This past week at home

9 May 2017
It's been a pretty busy week and on the weekend all beds were full here at the Hetzel house. Cups of tea were made, grandchildren were running around and simple home cooking was enjoyed but I was out of action for most of it.  On Friday night my nose started running like a tap, on Saturday morning I was sneezing and febrile, and Sunday I developed a cough and asthma. I think I'm almost over it now. I was really pleased Tricia was here because she cooked dinner for everyone and with Hanno's help, they provided scrambled eggs and bacon for breakfast to a full house on Sunday morning.

On Sunday afternoon, Tricia went down to Brisbane for a few days to visit friends, our visitors went home and everything returned to normal. Tranquility descended on our home again. We had a bit of rain yesterday so that stopped me working in the garden but I did manage to sow sprouting broccoli and aquilegia (granny's bonnets) seeds. The aquilegia seeds were collected in Tricia's garden.

The garden was planted up on 17 April and it's growing like wildfire. Just three weeks after planting I've started feeding bok choy to the chickens. We're leaving them in their coop until about 9am now to avoid the early fox visits.  We also have frequent visits from a wedge-tail eagle looking for a quick meal, so the chooks aren't getting out to free range on the grass. I try to make up for that by giving them greens from the garden.  If we can keep that going, even when they aren't feeding on grass, the eggs we eat will continue to contain omega 3 oils.  Tomorrow I'll plant up another large tray of bok choy seeds to continue a regular supply for the chooks. Bok choy is the fastest growing of the greens. They germinate in a few days, start growing within a week and can be harvested about three weeks after that. I hope to harvest some silver beet (Swiss chard) next week and two small turnips for my vegetable soup on Thursday.

It gives me a good feeling when I can work out what we need here and then do a bit of work to provide it on a continuing basis. Home is such an interesting and productive place when you have active and meaningful projects to take you through each day.  I've been doing research on berries lately and as a result of that, I'm taking out the very prickly youngberry we've had growing in the backyard for a few years, and will build up our Heritage raspberries again. If I can weed, feed and mulch the raspberries this week, they'll produce fruit in late winter/early spring. Our lemons are growing like mad and are juicy and sweet.

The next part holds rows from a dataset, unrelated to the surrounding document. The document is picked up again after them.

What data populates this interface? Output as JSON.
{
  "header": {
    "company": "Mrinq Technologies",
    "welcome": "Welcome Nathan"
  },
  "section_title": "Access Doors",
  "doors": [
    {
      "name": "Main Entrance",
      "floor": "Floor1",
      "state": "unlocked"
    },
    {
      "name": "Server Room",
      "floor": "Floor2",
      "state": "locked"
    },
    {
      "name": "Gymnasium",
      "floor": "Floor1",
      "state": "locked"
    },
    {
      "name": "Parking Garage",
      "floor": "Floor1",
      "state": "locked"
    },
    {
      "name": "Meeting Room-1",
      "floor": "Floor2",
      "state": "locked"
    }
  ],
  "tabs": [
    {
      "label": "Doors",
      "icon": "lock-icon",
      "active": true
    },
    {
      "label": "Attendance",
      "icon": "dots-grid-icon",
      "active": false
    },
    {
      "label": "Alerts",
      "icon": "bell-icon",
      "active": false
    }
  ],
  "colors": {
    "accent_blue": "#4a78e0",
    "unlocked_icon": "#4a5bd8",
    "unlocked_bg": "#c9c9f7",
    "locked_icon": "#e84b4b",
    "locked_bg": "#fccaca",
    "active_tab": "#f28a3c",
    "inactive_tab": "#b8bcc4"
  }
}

Soon the oranges will be ready to pick and yesterday morning I noticed they'd changed to a vivid orange colour.  Now they just need a couple of weeks of cold weather to sweeten them up. Oh, how I love orange season.  Last year we transplanted another Washington naval orange into the vegetable garden and added a Lane's Late orange to extend our orange season. The Lane's Late will allow us to continue our harvest when the Washingtons end in late July and will continue right through till late August.  In a year or two we'll have plenty of eating oranges with more than enough for juice and marmalade. Thank you sweet citrus family.

Tricia will be back on Wednesday and will stay until the following Wednesday. No doubt we'll go out and sightsee but the majority of our time will be spent here at home where we all feel so comfortable.  We feel protected from the outside world here - the influences, dangers, pollution, the busyness and the business.  When all is said and done, it doesn't matter if you're odd or strange or if you're the same as everyone else, the good thing is you'll fit like a glove into your own home. By the way, I consider myself to be in the odd category. I used to be a mainstreamer but now I don't fit any type or pattern and when I go out, there is increasingly more that is unfamiliar to me that I have no desire to know anything about.  Such is life.

I finalised the forum recently and a few days ago made a donation of $280 to the McGrath Foundation. For those who don't know of the McGrath Foundation, it's a charity that supplies breast care nurses to various communities. The donation was made on behalf of all of us "In memory of Rose Marshall". I miss you, Rose.